— WHAT THE TASK ASKS —
Below are some records. Return exactly their lines from the one containing "Decode this image" through the one containing "Give me the", and drop the pictures.

— Entries from a dataset of interfaces —
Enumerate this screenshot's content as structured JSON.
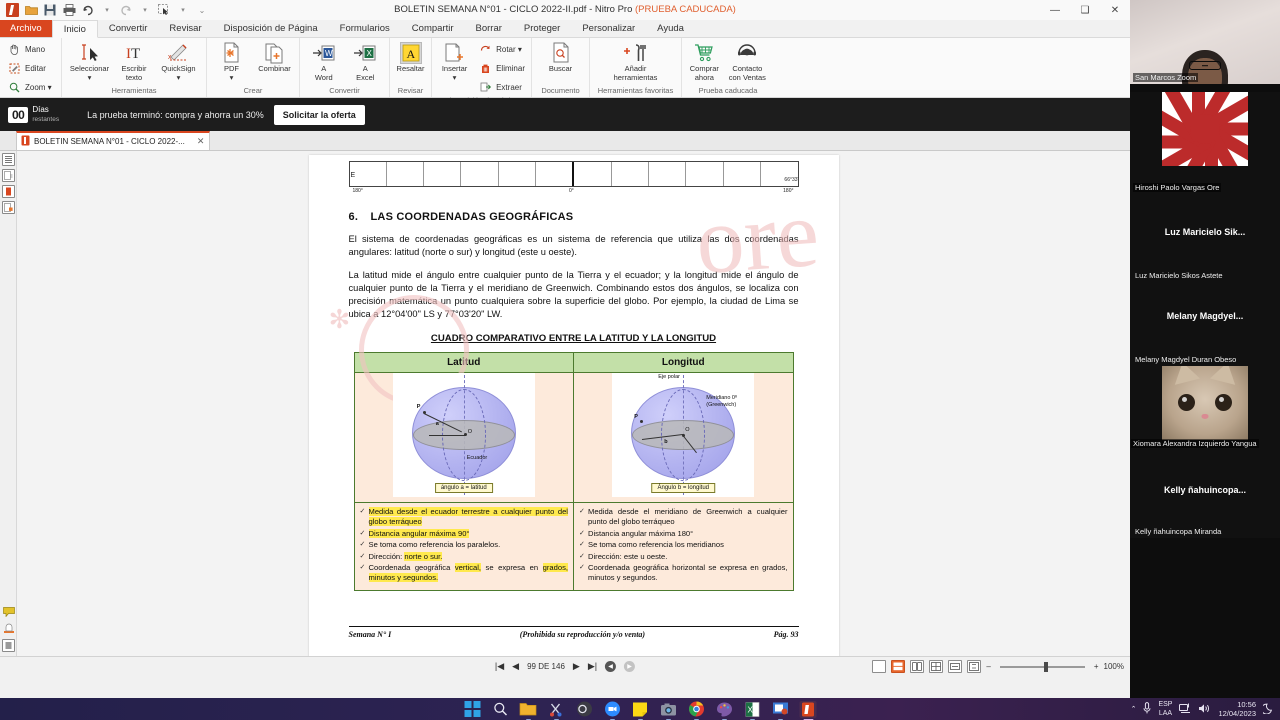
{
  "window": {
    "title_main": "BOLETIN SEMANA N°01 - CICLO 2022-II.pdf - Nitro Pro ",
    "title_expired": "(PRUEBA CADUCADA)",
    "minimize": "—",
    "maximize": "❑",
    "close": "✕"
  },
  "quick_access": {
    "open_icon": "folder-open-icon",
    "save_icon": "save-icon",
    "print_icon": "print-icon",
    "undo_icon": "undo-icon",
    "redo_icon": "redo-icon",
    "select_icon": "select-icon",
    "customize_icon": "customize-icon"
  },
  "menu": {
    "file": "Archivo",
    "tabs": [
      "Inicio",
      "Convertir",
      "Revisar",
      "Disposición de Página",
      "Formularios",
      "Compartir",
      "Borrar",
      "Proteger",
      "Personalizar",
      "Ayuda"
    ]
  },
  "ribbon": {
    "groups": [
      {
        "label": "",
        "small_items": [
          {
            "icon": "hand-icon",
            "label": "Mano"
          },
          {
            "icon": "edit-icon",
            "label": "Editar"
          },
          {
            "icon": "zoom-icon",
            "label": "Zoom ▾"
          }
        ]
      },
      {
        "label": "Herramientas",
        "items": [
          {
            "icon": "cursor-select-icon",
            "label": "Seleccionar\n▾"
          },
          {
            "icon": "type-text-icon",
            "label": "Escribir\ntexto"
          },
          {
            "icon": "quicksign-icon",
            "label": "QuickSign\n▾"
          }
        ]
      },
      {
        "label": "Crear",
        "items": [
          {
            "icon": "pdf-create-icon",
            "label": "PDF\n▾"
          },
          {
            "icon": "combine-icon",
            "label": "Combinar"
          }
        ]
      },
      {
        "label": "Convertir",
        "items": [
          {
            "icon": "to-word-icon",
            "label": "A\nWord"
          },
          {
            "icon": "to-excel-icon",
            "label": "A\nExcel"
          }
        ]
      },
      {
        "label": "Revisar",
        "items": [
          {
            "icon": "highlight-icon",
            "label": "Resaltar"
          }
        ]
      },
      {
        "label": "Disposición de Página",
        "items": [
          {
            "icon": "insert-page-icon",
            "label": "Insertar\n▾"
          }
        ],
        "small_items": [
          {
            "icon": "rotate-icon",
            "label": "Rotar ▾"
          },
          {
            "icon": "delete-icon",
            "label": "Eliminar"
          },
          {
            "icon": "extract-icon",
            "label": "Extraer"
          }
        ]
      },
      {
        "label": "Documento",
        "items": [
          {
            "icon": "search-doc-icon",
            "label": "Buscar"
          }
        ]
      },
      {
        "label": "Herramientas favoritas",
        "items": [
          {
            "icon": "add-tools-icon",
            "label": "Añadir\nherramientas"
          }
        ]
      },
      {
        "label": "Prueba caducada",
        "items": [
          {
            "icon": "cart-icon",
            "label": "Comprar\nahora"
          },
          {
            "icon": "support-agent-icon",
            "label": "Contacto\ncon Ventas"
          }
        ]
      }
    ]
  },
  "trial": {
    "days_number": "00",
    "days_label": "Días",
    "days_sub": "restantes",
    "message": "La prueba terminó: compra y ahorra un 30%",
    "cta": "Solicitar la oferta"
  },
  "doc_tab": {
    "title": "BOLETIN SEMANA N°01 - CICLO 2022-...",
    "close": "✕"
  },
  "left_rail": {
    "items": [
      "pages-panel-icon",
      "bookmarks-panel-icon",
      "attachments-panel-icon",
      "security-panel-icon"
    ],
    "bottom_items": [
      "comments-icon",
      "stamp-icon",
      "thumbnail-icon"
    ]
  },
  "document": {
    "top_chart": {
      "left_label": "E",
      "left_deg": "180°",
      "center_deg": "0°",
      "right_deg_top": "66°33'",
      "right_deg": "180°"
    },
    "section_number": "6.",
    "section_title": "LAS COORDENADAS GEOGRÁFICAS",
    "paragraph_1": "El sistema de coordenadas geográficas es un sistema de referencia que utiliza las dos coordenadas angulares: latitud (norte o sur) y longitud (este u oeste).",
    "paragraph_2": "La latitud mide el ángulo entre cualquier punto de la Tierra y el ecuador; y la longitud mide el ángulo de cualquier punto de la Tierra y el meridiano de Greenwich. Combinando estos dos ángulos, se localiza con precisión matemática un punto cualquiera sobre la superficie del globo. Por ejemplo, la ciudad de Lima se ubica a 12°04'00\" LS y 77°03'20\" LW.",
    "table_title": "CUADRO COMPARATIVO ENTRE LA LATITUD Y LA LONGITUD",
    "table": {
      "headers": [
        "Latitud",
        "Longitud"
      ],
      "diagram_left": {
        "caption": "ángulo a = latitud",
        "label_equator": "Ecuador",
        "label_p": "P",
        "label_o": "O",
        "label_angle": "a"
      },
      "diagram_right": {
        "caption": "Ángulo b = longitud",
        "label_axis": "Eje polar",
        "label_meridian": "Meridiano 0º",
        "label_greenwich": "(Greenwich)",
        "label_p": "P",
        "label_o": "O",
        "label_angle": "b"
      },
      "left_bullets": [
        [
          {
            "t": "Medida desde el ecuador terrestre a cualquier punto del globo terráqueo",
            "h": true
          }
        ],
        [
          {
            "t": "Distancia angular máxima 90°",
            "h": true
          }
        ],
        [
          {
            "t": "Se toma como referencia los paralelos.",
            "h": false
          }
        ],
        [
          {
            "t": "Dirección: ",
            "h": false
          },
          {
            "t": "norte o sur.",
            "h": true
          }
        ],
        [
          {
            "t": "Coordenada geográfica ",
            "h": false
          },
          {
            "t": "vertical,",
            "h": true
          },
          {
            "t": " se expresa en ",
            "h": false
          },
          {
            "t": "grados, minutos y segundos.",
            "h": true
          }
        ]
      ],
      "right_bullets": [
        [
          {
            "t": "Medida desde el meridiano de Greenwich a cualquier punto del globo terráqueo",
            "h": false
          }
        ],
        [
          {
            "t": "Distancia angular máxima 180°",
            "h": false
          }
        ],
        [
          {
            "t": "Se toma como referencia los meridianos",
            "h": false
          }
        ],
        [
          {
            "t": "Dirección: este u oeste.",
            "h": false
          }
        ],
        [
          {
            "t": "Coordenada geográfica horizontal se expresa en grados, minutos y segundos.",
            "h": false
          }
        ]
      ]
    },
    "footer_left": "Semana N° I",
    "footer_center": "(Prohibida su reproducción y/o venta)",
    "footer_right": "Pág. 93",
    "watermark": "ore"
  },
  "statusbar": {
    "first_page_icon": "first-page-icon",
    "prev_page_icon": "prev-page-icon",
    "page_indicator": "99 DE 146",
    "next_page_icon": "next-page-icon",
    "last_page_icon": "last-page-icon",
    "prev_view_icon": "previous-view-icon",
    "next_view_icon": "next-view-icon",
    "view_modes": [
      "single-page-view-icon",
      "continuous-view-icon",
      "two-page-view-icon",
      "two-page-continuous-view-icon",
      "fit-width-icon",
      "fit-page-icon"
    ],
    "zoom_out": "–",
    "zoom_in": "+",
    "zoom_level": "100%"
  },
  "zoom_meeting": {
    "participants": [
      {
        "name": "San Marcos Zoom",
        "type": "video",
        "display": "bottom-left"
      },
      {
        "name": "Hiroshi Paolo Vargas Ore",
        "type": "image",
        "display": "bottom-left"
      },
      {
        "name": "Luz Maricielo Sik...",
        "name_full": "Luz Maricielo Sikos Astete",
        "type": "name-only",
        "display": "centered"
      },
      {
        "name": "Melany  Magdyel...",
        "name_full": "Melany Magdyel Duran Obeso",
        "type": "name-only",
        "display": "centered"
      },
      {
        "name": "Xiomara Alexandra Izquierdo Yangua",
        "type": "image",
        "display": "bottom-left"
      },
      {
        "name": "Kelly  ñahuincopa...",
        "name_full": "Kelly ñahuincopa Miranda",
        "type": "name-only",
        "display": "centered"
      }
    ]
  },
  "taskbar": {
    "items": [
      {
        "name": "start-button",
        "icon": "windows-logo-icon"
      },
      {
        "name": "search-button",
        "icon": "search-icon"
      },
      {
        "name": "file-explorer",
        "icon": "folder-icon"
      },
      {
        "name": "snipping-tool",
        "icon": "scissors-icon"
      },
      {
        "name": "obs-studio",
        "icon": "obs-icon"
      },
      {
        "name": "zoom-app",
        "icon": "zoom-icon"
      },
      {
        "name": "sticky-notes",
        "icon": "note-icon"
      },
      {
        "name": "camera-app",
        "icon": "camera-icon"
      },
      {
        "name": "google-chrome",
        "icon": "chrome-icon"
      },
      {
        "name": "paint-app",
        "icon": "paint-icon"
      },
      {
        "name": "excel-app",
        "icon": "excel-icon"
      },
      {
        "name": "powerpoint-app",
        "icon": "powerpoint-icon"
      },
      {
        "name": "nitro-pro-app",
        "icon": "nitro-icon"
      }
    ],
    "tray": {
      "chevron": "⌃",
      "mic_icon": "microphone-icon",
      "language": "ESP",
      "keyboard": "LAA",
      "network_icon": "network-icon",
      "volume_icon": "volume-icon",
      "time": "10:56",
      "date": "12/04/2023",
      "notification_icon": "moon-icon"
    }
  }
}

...

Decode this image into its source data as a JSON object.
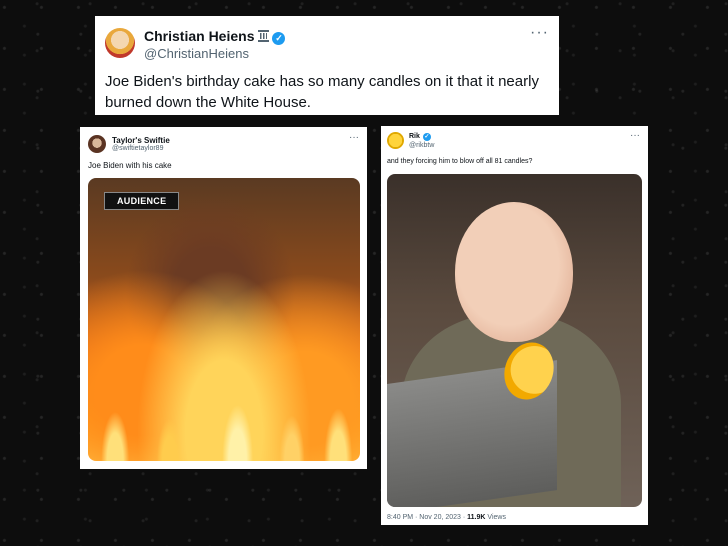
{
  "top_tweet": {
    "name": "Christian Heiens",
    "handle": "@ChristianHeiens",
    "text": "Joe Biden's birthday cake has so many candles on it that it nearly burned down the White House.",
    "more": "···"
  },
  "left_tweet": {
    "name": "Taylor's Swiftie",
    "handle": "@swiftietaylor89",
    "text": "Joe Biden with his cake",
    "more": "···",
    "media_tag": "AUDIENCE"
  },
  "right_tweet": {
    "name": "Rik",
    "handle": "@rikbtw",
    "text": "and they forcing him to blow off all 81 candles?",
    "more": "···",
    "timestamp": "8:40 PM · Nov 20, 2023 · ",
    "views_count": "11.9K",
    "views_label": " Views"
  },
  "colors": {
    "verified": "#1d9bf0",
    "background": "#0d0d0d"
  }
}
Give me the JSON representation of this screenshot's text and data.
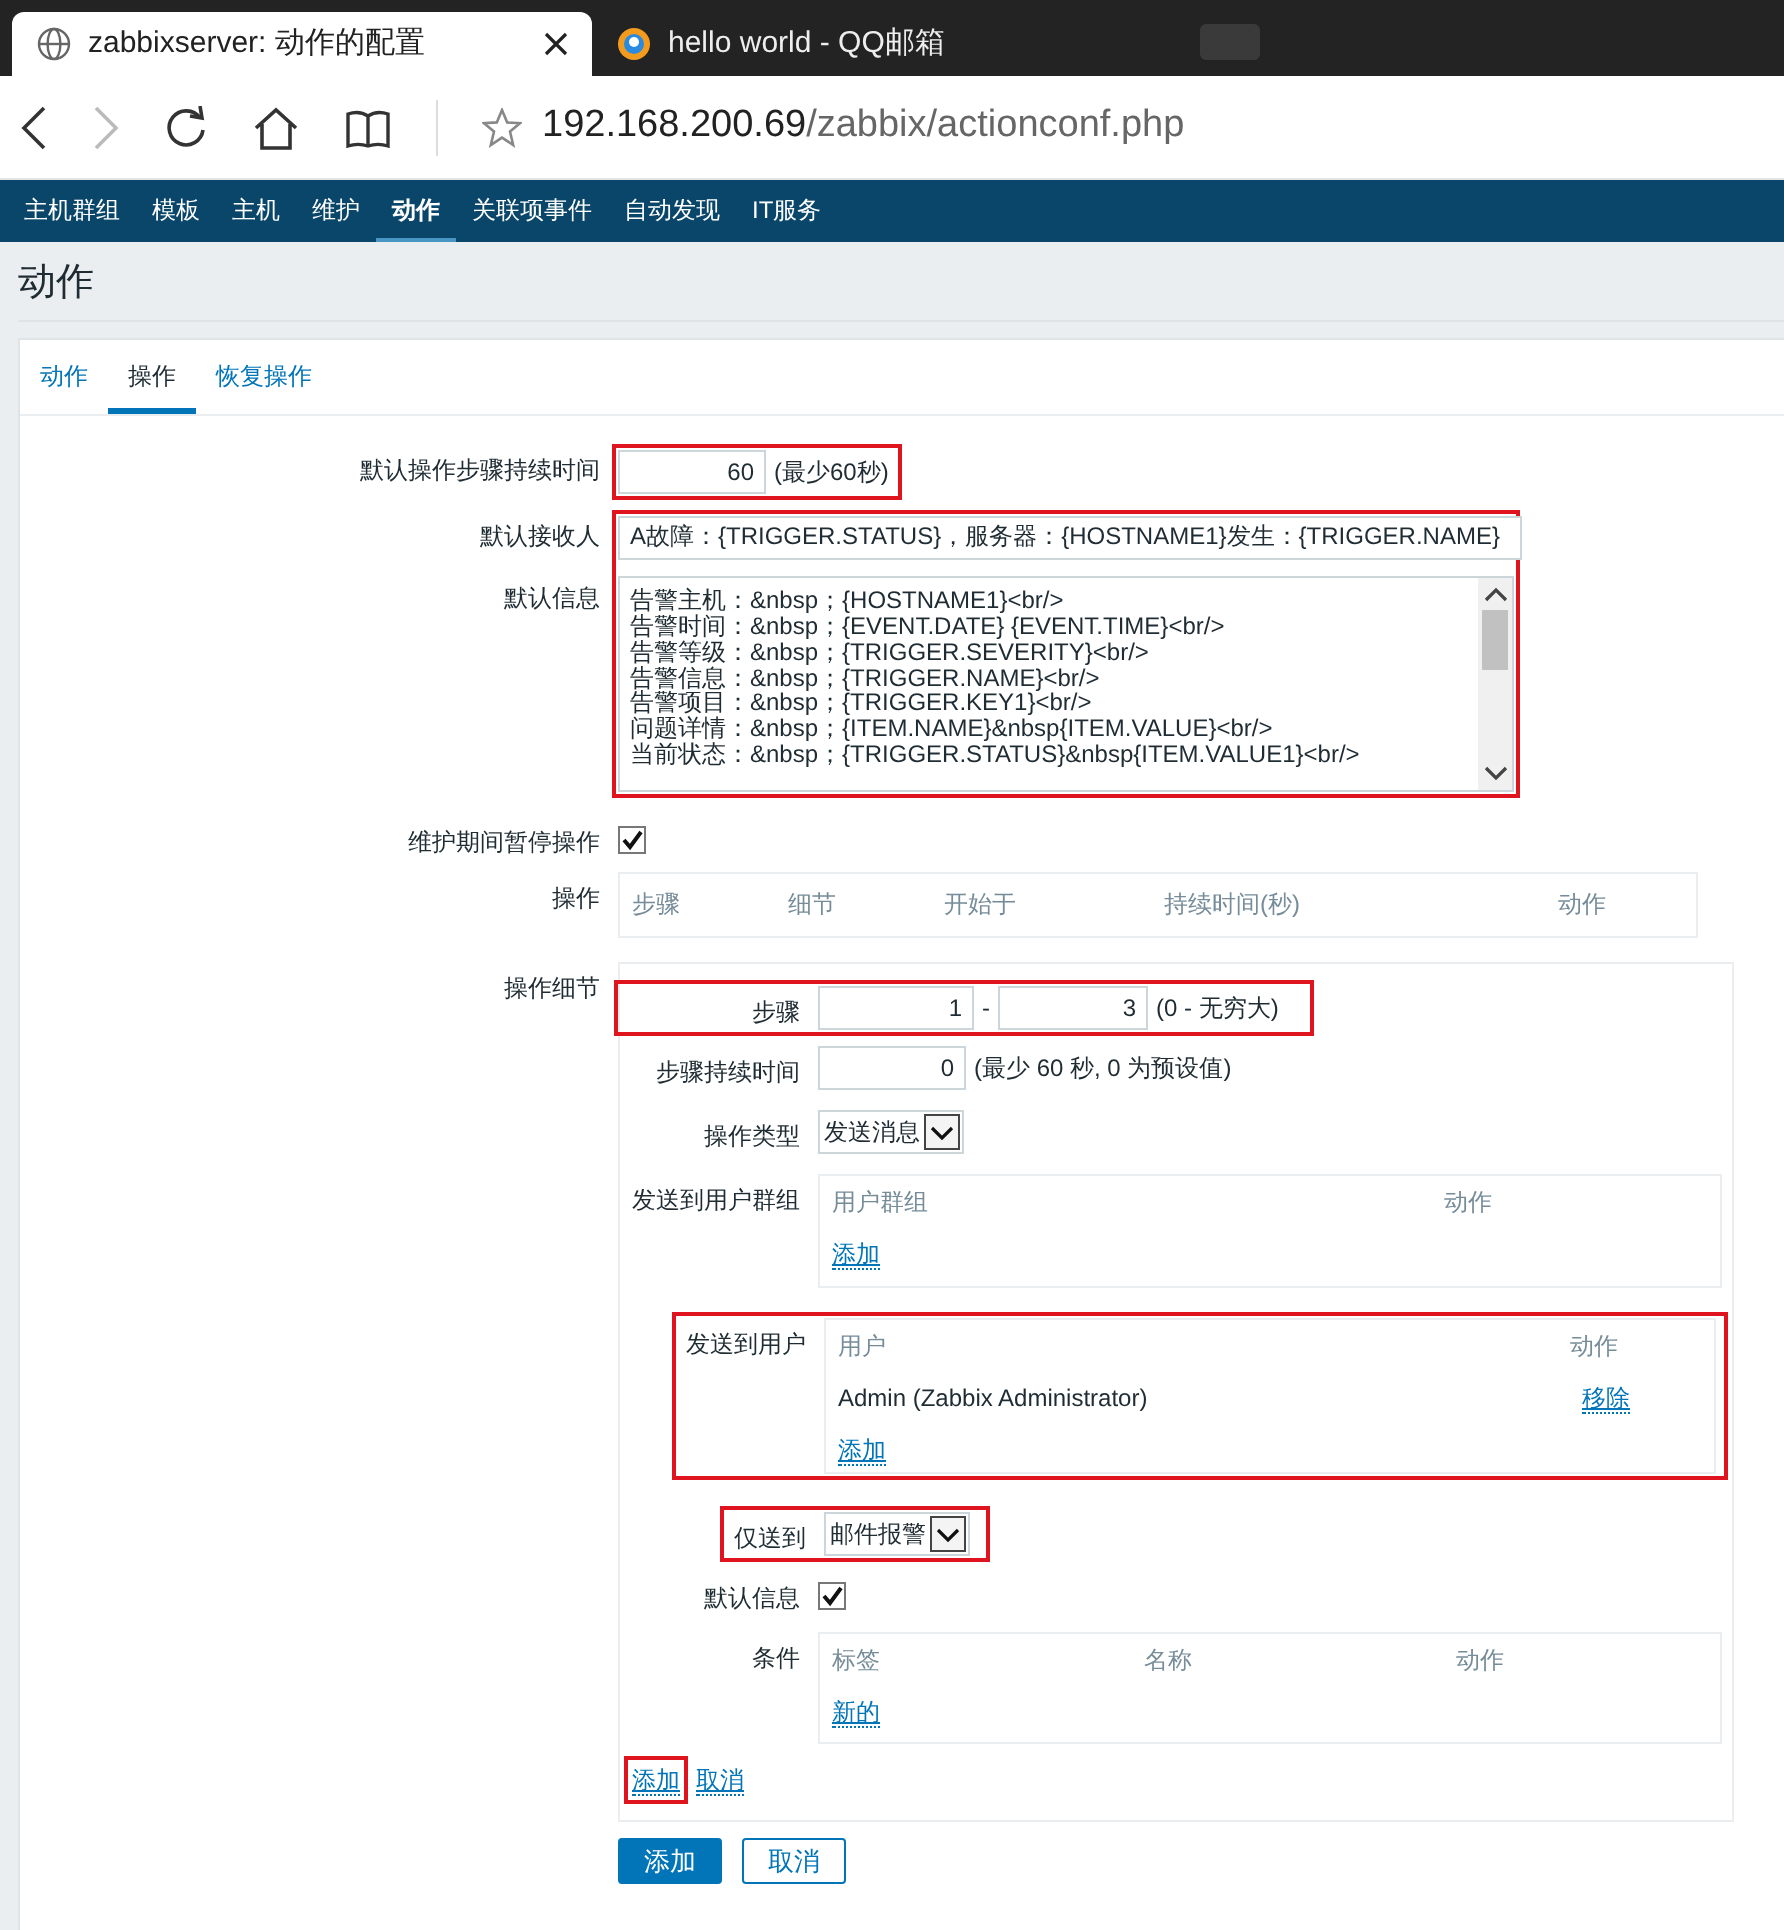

— WRITTEN SOLUTION —
Decode this image into its source data as a JSON object.
{
  "top_tweet": {
    "name": "Christian Heiens",
    "handle": "@ChristianHeiens",
    "text": "Joe Biden's birthday cake has so many candles on it that it nearly burned down the White House.",
    "more": "···"
  },
  "left_tweet": {
    "name": "Taylor's Swiftie",
    "handle": "@swiftietaylor89",
    "text": "Joe Biden with his cake",
    "more": "···",
    "media_tag": "AUDIENCE"
  },
  "right_tweet": {
    "name": "Rik",
    "handle": "@rikbtw",
    "text": "and they forcing him to blow off all 81 candles?",
    "more": "···",
    "timestamp": "8:40 PM · Nov 20, 2023 · ",
    "views_count": "11.9K",
    "views_label": " Views"
  },
  "colors": {
    "verified": "#1d9bf0",
    "background": "#0d0d0d"
  }
}
Give me the JSON representation of this screenshot's text and data.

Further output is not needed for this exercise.